5 Have you ever anonymously left a bad review for someone else’s book? If so, care to share?

No, I would never do that. As I mentioned earlier, the only book I truly disliked with my whole being was The Great Dragon Zoo of China. And I left a review but I did use my name.

6 What’s the one thing you are least proud of doing in your life and why?

Being mean to a friend as a little child. Every time my favorite cousin would visit from overseas (she was an army brat), I would be so excited that she was there, I would actually ignore all other friends and prefer her company. I realize that isn’t the worst thing ever, but to a child, to be shunned by someone who is supposed to be your best friend…well, let’s just say I’d never want that to happen to me.

7 What’s the one thing you are MOST proud of doing in your life and why?

Learning from the above mistake and becoming a person who would stick by a friend, family member, husband, child, through thick and thin. I am not easily swayed by the callousness of others, and am very forgiving. I give second chances all the time.

8 What’s your biggest fault?

Insecurity. It’s a fault that has stuck with me all of my life. Ever since I was made fun of by boys in my seventh grade year when I had scoliosis, I’ve been terribly self-conscious and insecure.

9 What is your biggest fear?

The fact that I feel I will never rise above insecurity in myself. I would hope to put it all behind me and move on. To love myself unconditionally and not let naysayers or those who would criticize my writing or anything else about me, really get to me.

10 If you had to go to confession now, what would be the one thing you would need to get off your chest?

Impatience with my mother’s dementia. It’s not an easy thing watching your aging parent succumb to this disease. Especially difficult since I’d dealt with issues similar to this from Mom in my childhood. I hope to be a better daughter and realize that she is not responsible for her actions just as she wasn’t when I was little. Oh, and of course I need to turn to that awesome world of make-believe once again to see me through.

Well that, unfortunately, is the end of the interview. You should, by now, know nearly all you need to know about Karen Malena.

If you want to know more then come back tomorrow night when I will be posting my review of Sound of Silence and will provide you with all the links to buy it and all the links you need in case you want to get in touch with Karen or just follow what she is doing.

I want to say a personal thanks to Karen for giving up her precious time to take part in this interview and for being so open and honest about every single aspect of her life.
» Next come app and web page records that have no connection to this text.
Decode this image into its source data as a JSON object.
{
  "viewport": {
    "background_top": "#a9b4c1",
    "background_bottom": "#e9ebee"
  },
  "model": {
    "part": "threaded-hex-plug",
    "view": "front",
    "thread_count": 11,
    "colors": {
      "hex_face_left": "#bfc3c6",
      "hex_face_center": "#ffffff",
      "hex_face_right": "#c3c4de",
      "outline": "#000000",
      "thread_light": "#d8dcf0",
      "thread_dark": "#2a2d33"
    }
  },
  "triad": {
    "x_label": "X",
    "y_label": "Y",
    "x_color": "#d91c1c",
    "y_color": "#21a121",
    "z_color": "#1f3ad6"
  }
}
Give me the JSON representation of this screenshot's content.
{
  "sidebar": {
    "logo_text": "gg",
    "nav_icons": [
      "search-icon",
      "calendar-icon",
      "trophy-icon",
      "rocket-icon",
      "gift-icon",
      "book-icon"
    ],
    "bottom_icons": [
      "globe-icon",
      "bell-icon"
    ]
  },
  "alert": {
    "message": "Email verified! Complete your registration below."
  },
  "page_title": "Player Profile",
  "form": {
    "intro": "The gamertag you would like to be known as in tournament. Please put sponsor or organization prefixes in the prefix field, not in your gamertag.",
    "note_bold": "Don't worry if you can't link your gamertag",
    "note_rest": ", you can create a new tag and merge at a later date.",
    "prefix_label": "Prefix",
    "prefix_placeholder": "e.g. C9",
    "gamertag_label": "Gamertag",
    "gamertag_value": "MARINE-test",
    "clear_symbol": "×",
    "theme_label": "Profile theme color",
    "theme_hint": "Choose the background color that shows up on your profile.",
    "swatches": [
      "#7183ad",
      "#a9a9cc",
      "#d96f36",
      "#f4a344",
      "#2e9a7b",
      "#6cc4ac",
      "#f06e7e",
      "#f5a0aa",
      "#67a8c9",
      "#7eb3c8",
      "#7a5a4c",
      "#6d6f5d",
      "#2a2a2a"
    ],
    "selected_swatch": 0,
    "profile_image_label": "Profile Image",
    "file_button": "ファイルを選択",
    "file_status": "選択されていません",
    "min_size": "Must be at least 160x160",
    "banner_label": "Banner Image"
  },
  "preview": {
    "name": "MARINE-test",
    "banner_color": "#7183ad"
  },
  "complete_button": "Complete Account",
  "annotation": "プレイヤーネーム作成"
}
I think a lot of us would like to possess the same positivity as Karen.

Thanks again for visiting Confessions of a Reviewer